**INPUT FOR THIS TASK**:
%%

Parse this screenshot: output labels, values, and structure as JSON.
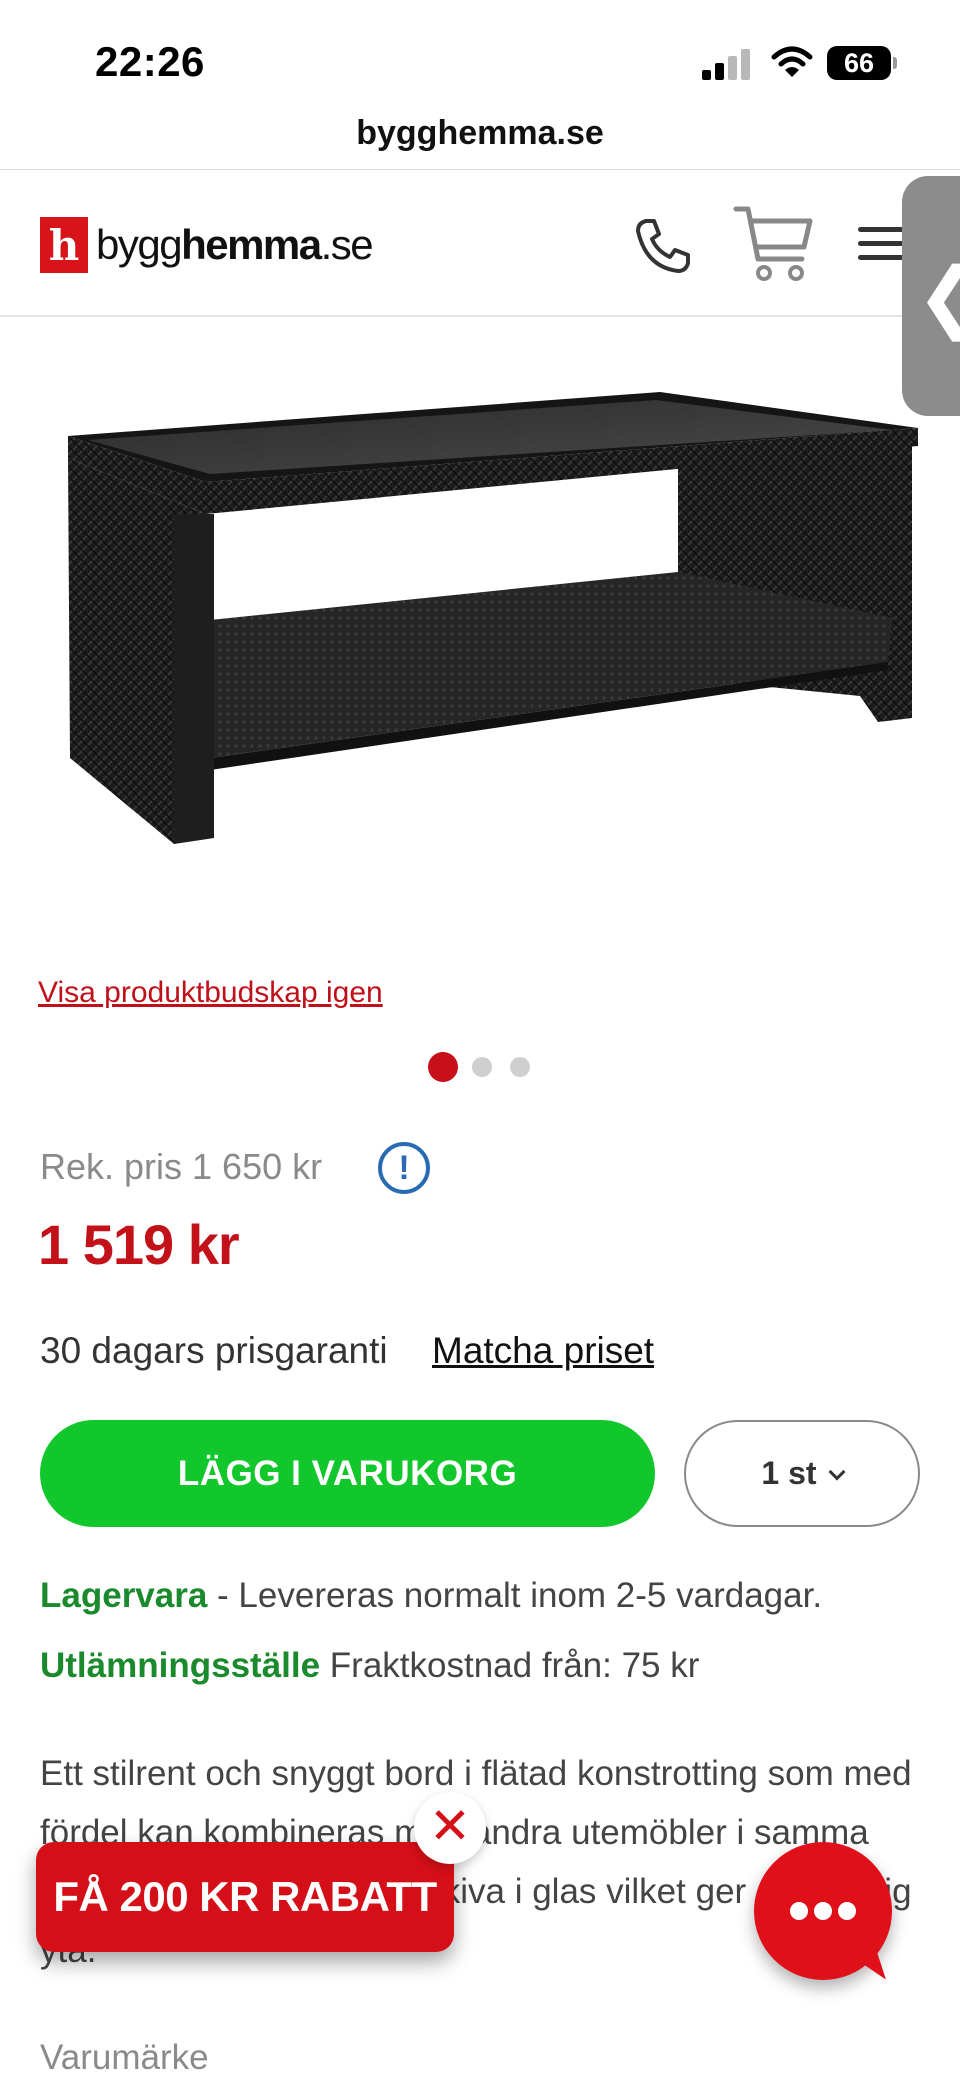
{
  "status_bar": {
    "time": "22:26",
    "battery": "66"
  },
  "browser": {
    "url": "bygghemma.se"
  },
  "header": {
    "logo_mark": "h",
    "logo_text_regular": "bygg",
    "logo_text_bold": "hemma",
    "logo_text_suffix": ".se",
    "icons": [
      "phone-icon",
      "cart-icon",
      "menu-icon"
    ]
  },
  "side_tab": {
    "glyph": "❮"
  },
  "product": {
    "image_alt": "Black rattan coffee table with glass top",
    "show_message_link": "Visa produktbudskap igen",
    "gallery": {
      "total": 3,
      "active": 1
    },
    "rec_price": "Rek. pris 1 650 kr",
    "info_glyph": "!",
    "price": "1 519 kr",
    "guarantee_text": "30 dagars prisgaranti",
    "match_price_link": "Matcha priset",
    "add_to_cart": "LÄGG I VARUKORG",
    "quantity": "1 st",
    "stock_label": "Lagervara",
    "stock_text": " - Levereras normalt inom 2-5 vardagar.",
    "pickup_label": "Utlämningsställe",
    "pickup_text": " Fraktkostnad från: 75 kr",
    "description": "Ett stilrent och snyggt bord i flätad konstrotting som med fördel kan kombineras med andra utemöbler i samma serie. Bordet har en toppskiva i glas vilket ger en slittålig yta.",
    "brand_label": "Varumärke"
  },
  "promo": {
    "label": "FÅ 200 KR RABATT",
    "close_glyph": "✕"
  },
  "colors": {
    "brand_red": "#d50f17",
    "buy_green": "#12c72c",
    "stock_green": "#1a8a2c",
    "info_blue": "#2a6ab3"
  }
}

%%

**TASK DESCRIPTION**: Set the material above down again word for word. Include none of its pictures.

**SOLUTION FOR THIS TASK**:
Parse this screenshot: output labels, values, and structure as JSON.
{
  "status_bar": {
    "time": "22:26",
    "battery": "66"
  },
  "browser": {
    "url": "bygghemma.se"
  },
  "header": {
    "logo_mark": "h",
    "logo_text_regular": "bygg",
    "logo_text_bold": "hemma",
    "logo_text_suffix": ".se",
    "icons": [
      "phone-icon",
      "cart-icon",
      "menu-icon"
    ]
  },
  "side_tab": {
    "glyph": "❮"
  },
  "product": {
    "image_alt": "Black rattan coffee table with glass top",
    "show_message_link": "Visa produktbudskap igen",
    "gallery": {
      "total": 3,
      "active": 1
    },
    "rec_price": "Rek. pris 1 650 kr",
    "info_glyph": "!",
    "price": "1 519 kr",
    "guarantee_text": "30 dagars prisgaranti",
    "match_price_link": "Matcha priset",
    "add_to_cart": "LÄGG I VARUKORG",
    "quantity": "1 st",
    "stock_label": "Lagervara",
    "stock_text": " - Levereras normalt inom 2-5 vardagar.",
    "pickup_label": "Utlämningsställe",
    "pickup_text": " Fraktkostnad från: 75 kr",
    "description": "Ett stilrent och snyggt bord i flätad konstrotting som med fördel kan kombineras med andra utemöbler i samma serie. Bordet har en toppskiva i glas vilket ger en slittålig yta.",
    "brand_label": "Varumärke"
  },
  "promo": {
    "label": "FÅ 200 KR RABATT",
    "close_glyph": "✕"
  },
  "colors": {
    "brand_red": "#d50f17",
    "buy_green": "#12c72c",
    "stock_green": "#1a8a2c",
    "info_blue": "#2a6ab3"
  }
}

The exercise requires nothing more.